Yo-ho, yo-ho! Pirates are cool and fun, but also a little scary! Rock a tunic with some leggings, a bandana over your head, and a big scary eye-patch! Bonus points if you can manage to find a live parrot and glue it to your shoulder. People will be so impressed with your cutlass, they wouldn’t ever bring up the fact that piracy is still a sad reality to which some of the world’s most destitute Africans must resort, and is almost indisputably a result of the legacy of European rule in sub-Saharan Africa.
Avoid: Dressing like a Somali pirate.
Everyone loves a princess, and everyone will love you if you dress as one! Find a nice ball gown, put your hair up nicely and wear expensive jewelry. Not only will your friends be dazzled by your awesome costume, they’ll be dazzled by your beauty! If I were you, I would dress as Cinderella, Belle or Kate Middleton! All three represent love and acceptance in a racially diverse environment, so no one will ever call you a bigot!
Avoid: Dressing as Tiana from “The Princess and the Frog.”
4. Football Player
Down, set, hike! Football players are cool, hip and likable. All you need is a jersey and some pads! You can even bring a football with you and toss it around with your friends if you get bored at the parties. Best of all, you won’t have to worry about accusations of racism, because in no way does the NFL parallel the institution of slavery in its monetization and manipulation of the African-American body.
Avoid: Dressing as Michael Vick, Ray Lewis or O.J. Simpson.
Cats are adorable, sweet and curious. Who doesn’t want to be that at a Halloween party?! Cat costumes are really simple: just take a little bit of black face paint and smudge it on your nose, then take a little bit more black face paint and put it on your cheeks to resemble whiskers. No blackface accusations this year!
Avoid: Dressing as a Black Panther.
6. Thomas Jefferson
Thomas Jefferson wrote the Declaration of Independence, and this Halloween, you should declare independence from your surprisingly racist tendencies by dressing as our third president. All you need is a powdered wig, a three-cornered hat, a fine velvet jacket, a nice undershirt with a ruffled collar, some white breeches, knee-high socks, brown shoes, a quill and a lambskin scroll.
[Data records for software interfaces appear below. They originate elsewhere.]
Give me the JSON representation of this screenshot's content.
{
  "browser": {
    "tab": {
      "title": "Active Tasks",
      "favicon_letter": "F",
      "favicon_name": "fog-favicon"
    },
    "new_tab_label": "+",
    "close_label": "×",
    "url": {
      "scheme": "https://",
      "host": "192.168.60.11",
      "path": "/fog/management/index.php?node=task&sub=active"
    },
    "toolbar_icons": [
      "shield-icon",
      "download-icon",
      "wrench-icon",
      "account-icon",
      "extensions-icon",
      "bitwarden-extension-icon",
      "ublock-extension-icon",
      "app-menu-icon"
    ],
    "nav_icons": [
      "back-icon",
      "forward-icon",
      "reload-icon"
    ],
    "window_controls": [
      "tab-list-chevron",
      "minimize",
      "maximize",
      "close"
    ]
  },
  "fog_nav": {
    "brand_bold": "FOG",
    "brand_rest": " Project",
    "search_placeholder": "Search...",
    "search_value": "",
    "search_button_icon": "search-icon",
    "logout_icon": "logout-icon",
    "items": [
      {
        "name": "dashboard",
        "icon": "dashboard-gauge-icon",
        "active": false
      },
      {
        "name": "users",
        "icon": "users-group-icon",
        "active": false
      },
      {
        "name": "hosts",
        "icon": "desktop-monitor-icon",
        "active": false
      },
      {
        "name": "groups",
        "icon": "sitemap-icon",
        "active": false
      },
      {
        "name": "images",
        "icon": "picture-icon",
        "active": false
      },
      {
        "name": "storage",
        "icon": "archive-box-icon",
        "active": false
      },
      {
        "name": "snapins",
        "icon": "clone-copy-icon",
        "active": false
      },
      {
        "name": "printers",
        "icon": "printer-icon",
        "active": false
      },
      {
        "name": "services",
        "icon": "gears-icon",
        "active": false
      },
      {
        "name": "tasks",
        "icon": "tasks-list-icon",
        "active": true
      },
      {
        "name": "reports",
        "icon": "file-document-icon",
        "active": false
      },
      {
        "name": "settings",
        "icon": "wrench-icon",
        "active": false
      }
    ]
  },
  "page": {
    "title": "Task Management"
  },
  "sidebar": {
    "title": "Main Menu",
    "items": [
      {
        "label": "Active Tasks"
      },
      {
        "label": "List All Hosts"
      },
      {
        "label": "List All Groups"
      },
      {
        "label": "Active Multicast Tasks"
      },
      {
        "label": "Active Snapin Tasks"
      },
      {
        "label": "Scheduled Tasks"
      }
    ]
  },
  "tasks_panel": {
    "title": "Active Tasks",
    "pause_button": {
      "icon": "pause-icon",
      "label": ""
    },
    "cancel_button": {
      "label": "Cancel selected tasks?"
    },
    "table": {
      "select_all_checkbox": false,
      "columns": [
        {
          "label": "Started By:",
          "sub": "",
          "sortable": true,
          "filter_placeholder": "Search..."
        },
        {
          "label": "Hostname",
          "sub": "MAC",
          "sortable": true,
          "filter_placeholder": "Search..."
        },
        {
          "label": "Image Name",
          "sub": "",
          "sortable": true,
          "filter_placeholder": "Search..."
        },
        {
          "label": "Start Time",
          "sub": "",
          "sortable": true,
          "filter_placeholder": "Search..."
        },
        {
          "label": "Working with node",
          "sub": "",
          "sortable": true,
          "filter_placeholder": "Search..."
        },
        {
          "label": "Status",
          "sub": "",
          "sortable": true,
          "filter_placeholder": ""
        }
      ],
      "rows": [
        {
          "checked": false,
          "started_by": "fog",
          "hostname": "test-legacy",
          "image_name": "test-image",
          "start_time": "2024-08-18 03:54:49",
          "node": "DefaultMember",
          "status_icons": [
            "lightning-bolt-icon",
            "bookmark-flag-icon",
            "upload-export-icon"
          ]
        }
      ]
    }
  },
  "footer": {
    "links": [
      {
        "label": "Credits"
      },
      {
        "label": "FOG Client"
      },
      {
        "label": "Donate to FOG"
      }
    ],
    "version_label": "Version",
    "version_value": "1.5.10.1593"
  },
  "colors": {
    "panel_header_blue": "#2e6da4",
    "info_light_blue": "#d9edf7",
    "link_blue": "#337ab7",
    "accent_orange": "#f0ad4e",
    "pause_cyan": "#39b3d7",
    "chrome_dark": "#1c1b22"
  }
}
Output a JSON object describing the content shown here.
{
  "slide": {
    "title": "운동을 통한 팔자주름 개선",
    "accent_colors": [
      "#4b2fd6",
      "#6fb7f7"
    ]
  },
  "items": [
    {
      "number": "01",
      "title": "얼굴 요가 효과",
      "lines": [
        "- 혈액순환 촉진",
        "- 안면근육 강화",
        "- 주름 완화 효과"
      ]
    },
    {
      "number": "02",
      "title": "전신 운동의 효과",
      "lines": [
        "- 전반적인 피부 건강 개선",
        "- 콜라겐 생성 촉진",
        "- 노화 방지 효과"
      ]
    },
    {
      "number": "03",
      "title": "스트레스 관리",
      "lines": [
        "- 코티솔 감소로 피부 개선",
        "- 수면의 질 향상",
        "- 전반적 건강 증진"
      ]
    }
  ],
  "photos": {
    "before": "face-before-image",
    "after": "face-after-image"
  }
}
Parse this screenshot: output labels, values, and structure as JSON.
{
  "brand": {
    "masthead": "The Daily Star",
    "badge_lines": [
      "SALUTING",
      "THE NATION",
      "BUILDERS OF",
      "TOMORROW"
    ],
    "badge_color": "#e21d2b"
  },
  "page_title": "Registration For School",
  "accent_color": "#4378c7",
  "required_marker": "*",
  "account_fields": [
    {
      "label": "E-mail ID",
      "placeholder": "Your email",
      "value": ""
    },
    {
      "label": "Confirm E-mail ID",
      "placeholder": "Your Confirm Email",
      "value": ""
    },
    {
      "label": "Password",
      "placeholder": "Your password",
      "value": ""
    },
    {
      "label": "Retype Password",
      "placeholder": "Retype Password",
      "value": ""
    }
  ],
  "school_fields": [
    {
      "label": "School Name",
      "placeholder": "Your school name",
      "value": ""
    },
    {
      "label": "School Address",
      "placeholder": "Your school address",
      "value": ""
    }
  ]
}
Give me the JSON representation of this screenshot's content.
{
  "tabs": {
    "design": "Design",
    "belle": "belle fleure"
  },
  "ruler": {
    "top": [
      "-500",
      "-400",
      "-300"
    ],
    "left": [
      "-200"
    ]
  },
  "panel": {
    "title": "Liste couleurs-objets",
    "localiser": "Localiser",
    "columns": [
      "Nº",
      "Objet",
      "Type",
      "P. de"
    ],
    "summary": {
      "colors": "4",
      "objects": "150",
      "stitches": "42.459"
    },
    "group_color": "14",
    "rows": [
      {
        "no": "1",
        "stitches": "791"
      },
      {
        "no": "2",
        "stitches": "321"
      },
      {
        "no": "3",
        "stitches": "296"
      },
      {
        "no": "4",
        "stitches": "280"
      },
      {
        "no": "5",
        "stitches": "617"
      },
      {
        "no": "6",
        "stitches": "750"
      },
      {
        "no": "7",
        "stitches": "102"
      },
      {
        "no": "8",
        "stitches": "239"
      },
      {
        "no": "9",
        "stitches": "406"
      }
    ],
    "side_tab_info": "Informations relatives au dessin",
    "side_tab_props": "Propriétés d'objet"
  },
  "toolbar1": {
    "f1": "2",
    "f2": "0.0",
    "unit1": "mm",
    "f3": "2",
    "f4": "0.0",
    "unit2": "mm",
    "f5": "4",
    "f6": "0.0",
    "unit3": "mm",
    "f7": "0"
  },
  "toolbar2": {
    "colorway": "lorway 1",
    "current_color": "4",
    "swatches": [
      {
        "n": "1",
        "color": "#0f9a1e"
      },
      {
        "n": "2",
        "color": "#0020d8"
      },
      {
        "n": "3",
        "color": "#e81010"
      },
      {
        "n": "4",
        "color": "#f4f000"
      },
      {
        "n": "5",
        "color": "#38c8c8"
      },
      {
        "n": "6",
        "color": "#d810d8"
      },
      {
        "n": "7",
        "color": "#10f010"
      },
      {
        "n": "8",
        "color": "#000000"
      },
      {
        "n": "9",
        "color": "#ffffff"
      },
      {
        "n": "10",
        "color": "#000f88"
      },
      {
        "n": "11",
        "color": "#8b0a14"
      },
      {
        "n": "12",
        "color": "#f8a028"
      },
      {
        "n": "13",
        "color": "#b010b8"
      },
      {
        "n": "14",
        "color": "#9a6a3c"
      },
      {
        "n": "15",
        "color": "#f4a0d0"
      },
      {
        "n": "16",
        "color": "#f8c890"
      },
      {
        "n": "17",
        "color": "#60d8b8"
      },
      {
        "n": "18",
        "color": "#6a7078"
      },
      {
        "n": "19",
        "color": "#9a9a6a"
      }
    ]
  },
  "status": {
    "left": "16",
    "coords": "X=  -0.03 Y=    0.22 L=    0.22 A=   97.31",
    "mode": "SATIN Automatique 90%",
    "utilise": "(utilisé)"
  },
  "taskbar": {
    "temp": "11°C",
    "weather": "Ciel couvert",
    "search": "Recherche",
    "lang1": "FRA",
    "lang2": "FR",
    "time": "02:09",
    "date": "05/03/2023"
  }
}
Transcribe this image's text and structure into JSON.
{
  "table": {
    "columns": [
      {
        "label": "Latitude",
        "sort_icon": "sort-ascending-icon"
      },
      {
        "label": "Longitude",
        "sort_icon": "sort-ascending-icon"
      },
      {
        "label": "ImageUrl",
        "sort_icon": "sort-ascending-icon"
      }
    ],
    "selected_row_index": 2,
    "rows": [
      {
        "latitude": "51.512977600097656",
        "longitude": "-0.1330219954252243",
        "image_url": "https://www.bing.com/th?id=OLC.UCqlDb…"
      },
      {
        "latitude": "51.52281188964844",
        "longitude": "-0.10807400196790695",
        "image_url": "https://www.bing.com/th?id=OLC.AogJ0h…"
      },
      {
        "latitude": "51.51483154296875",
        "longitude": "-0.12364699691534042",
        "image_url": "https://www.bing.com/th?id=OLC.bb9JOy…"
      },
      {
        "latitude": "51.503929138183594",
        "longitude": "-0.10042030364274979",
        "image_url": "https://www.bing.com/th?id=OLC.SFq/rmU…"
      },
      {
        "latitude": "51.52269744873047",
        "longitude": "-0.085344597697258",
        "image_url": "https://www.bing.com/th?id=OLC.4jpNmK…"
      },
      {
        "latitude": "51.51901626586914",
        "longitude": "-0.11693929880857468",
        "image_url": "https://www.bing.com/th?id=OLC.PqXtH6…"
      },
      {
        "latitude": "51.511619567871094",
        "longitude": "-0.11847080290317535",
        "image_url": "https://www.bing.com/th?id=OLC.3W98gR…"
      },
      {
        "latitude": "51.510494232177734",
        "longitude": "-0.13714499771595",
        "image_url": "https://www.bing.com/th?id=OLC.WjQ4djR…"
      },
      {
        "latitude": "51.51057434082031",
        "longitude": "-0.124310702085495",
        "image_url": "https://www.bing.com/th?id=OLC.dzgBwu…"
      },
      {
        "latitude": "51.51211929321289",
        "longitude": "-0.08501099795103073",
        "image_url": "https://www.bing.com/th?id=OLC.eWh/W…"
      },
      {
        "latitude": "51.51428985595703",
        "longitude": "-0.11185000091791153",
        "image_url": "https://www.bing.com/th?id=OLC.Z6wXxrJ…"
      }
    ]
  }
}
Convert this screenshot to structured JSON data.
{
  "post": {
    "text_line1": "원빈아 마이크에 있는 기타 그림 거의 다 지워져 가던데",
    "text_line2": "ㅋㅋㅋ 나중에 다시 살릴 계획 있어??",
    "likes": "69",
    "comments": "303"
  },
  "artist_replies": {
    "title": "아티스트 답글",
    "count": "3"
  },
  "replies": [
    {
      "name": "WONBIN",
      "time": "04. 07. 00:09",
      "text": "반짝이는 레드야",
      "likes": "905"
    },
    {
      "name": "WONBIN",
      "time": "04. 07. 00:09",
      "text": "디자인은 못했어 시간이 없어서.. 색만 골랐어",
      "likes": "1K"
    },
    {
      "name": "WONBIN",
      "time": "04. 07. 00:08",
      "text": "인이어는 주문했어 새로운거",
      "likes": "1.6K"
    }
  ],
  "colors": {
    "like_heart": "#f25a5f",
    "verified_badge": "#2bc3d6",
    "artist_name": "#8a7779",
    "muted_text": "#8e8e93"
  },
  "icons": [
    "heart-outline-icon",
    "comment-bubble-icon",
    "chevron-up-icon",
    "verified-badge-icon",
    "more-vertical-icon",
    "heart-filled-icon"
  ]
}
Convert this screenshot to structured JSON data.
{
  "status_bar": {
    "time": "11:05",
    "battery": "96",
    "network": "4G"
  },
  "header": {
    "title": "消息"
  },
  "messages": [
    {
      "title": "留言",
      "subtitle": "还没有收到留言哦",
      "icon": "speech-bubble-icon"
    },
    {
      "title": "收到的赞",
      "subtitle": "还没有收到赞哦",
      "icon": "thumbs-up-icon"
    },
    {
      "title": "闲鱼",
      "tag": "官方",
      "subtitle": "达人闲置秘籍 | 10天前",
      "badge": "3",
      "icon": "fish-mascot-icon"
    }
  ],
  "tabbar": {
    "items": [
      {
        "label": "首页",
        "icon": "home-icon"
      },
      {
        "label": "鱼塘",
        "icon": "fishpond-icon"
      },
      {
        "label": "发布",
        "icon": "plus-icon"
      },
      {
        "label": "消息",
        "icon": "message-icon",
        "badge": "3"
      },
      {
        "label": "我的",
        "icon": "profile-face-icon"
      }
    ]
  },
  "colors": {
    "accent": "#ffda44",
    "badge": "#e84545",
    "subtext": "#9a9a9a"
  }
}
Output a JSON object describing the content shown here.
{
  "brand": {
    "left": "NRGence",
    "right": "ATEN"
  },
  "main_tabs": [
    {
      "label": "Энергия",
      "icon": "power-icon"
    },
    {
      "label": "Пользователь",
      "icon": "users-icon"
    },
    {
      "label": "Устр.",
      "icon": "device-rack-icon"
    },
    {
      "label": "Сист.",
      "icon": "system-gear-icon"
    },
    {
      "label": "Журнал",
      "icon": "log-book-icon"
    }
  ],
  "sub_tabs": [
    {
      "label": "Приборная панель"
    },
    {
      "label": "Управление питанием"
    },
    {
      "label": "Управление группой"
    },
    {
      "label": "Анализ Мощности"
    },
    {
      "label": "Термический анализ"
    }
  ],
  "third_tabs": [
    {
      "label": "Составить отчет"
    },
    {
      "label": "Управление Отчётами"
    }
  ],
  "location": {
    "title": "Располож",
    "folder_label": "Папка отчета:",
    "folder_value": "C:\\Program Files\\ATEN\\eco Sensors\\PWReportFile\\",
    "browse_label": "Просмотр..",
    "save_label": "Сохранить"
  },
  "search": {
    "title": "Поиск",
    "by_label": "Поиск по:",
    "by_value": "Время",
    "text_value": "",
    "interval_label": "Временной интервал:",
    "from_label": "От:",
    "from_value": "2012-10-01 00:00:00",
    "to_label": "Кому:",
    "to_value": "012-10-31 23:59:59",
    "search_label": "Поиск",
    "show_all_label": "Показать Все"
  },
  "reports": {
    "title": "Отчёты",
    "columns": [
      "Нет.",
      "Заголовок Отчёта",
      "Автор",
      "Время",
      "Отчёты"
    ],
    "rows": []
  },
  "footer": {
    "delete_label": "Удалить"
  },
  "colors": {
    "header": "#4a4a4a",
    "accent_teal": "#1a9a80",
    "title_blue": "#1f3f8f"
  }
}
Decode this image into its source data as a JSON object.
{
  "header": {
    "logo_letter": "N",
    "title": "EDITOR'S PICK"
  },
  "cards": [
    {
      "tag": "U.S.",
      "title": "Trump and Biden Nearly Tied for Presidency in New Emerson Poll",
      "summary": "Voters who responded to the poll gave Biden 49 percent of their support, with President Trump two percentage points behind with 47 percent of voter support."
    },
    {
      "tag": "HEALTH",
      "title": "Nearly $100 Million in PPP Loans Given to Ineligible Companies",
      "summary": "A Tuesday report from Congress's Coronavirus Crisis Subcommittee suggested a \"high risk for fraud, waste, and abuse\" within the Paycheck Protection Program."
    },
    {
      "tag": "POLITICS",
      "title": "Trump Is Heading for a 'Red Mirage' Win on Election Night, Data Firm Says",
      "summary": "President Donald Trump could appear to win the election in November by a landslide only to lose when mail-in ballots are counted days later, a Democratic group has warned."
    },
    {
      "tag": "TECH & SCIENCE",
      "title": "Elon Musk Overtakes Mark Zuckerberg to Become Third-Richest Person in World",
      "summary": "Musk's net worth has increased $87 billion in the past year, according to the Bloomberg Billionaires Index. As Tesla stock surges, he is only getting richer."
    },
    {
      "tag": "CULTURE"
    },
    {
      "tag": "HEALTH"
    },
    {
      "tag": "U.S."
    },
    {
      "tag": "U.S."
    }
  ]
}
And there you have it! A fun Halloween costume that doesn’t even in the slightest bit raise questions about just how deeply embedded racism is in American culture.
Avoid: Dressing as George Washington — he had slaves!!!
7. Jar Jar Binks
If you’ve seen Star Wars Episodes I-III, you know that Jar Jar Binks is one of the funniest characters in cinematic history! Well then, you’ll be pleased to know that you can order a Jar Jar Binks mask on Amazon.com for a reasonable price. Plus, Jar Jar exists in a totally different universe, so you’d never have to worry about anyone suggesting that his underdeveloped speech patterns and unique verbal cadence are subtly poking fun at Creole culture.
Avoid: Dressing as Lando Calrissian.
8. Michael Jackson
Too soon? Not for the King of Pop! Everyone loves Michael Jackson, and chances are that some of his music will be playing at the parties you attend. What better opportunity to bust out those bumpin’ dance moves you’ve been practicing? Your friends will be too busy watching your incredible Moonwalk to remember that Michael Jackson was once a black icon in America, and that his self-imposed whiteness speaks volumes to the immense racial rift in our country.
Avoid: Dressing as Janet Jackson.
We all grew up with Superman, Spiderman and Batman. Throw on one of their costumes, and that special someone at the party might even fall for you — you’ll be so manly and strong! And since everyone knows and loves these characters, you would never have a friend or acquaintance point out that the exclusive whiteness of superheroes helps to instill a sense of racial superiority in the minds of impressionable white children.
Avoid: Dressing as a black superhero, if you happen to somehow know of one.
With these costumes, you won’t have to deal with any racial controversies like in past years! We hope all of you have an excellent Halloween.